Do you think you see with your eyes? Then how can one person love a painting and another person hate it? Or more importantly, why can someone look so gorgeous when you start dating them and so ugly when they fall out of favour? Did they actually grow uglier? Or do you only see what you look for? If your thoughts about someone are uglier will your vision be that way too? And if we can make the world uglier with our thoughts can we also make it more beautiful?
In the docu-drama What The Bleep Do We Know?! many people assume the film is being figurative when it states that early Native Shaman had to teach tribesmen to be able to see Christopher Columbus’s ships. People assume if they can see something then everyone must be able to. After all it’s not small—it’s a ship. And while I would agree that most people have the potential to see it, you still can’t see anything that your brain can’t file. Your brain needs a holding place for the concepts of things. That’s what things are.
A good example of this is me and my bird-watching biologist neighbour. “Hey, there’s a yellow-breasted warbler,” he’ll say as we walk through the ravine near our homes. I look and look but I can’t see it.
“It’s right there,” he’ll say, pointing at a very specific nearby tree. “See where the main trunk V’s? And just above that is a little knot in the wood?”
“The knot shaped like a figure eight?”
“Exactly. See the two horizontal branches right above that?”
“The two almost exactly parallel to each other?”
“That’s the ones. He’s on the lower one, just to the left of the knot in the wood.”
Now this is a very easy place to identify on the tree. And I was looking at the right spot. But even though the light is entering my eye just like it is with my neighbour’s, my brain had no idea what a yellow-breasted warbler looked like so I couldn’t pull his colours and shape from the background. Until he moved. Trees don’t suddenly dart around, so as soon as the bird did that my brain was able to brilliantly subtract everything that didn’t move, and voila I was left with a yellow-breasted warbler!
The problem is, now that I have the name of it I’ll likely never see it again. Because that’s how we look at the world—blindly. It’s why the world is so fascinating to little kids. Because they don’t have many words to divide the world up with, they can actually see things. It’s exactly why they can find the arrow in the FedEx logo and adults usually can’t (unless they’ve seen the test before). Because adults know the alphabet, they get blinded by that knowledge and they only look for what they they’re supposed to see.

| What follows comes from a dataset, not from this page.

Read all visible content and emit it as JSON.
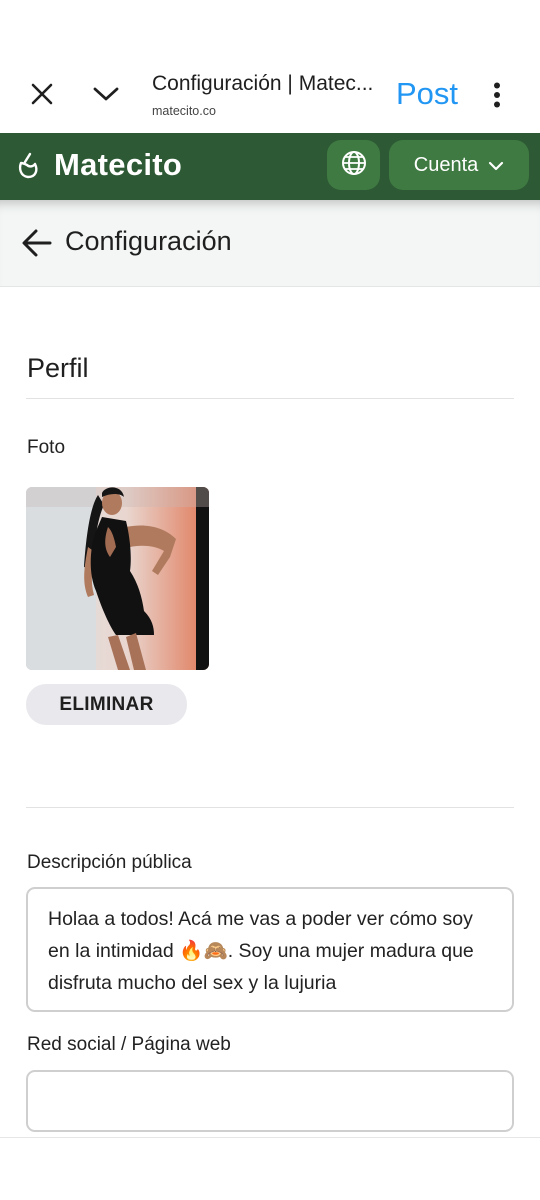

Kids are less judgmental so they can find the arrow almost immediately.
What you see through your thinking is much more than just bird-watching. It’s how your relationships work too. Because I have the life experience necessary to know that some people make it easy to think nice thoughts about them, I am now far less interested in the physical beauty of a woman and far more interested in her internal beauty. I absolutely must take responsibility for my own thinking, and yet the wisdom of patience knows that people will encourage or discourage nice thoughts about themselves.
If I’m with a younger buddy and we see two women and he finds one physically attractive, he stops right there. He doesn’t even know who she is. But she is instantly “attractive” simply because she matches things he got excited about while he happened to be going through puberty. I’m affected by that too. But experience has taught me to also look at how she is in the world.
Did she hold a door open for that lady with the crutches? Did she offer to carry a friend’s drink into the movie because the friend’s hands were full? Was she polite to the server? Is she quick to smile? etc. etc. etc. I do this because I know that this beautiful girl will quickly be exposed as an ugly woman if her thinking is ugly too.
So while my friend ignores the plump woman because other people don’t put photos of her in magazines, I notice what the magazine would never have looked for—that she’s trying to help a crying little boy find his Mom. And there’s only certain people who will stop their own personal thinking and instead think of doing something like that. And that kind of person is really beautiful.
You don’t live with skin and bone structure. And even if you did those things will certainly change. You live with people’s attitudes. So to have a happy life it is important to appreciate that people aren’t made beautiful because advertising executives anointed their type as attractive.
They aren’t attractive because they look like a famous singer or actor. And they aren’t attractive because of how much money they make or what kind of car they drive. They are attractive because they conduct themselves in this world with compassion, generosity, patience and love. If you keep your eye out for those things you’ll find yourself on the smoothest path through life there is.
Here’s to a day of awakening. Enjoy it thoroughly.
Scott McPherson is an Edmonton-based writer, public speaker, and mindfulness facilitator who works with individuals, companies and non-profit organisations locally and around the world.
A serious childhood brain injury lead Scott to spend his entire life meditating on the concepts of thought, consciousness, reality and identity. It made others as strange to him as he was to them. When he realized people were confused by their own over-thinking, Scott began teaching others to understand reality. He is currently CBC Radio Active’s Wellness Columnist, as well as a writer, speaker and mindfulness instructor based in Edmonton, AB where he still finds it strange to write about himself in the third person.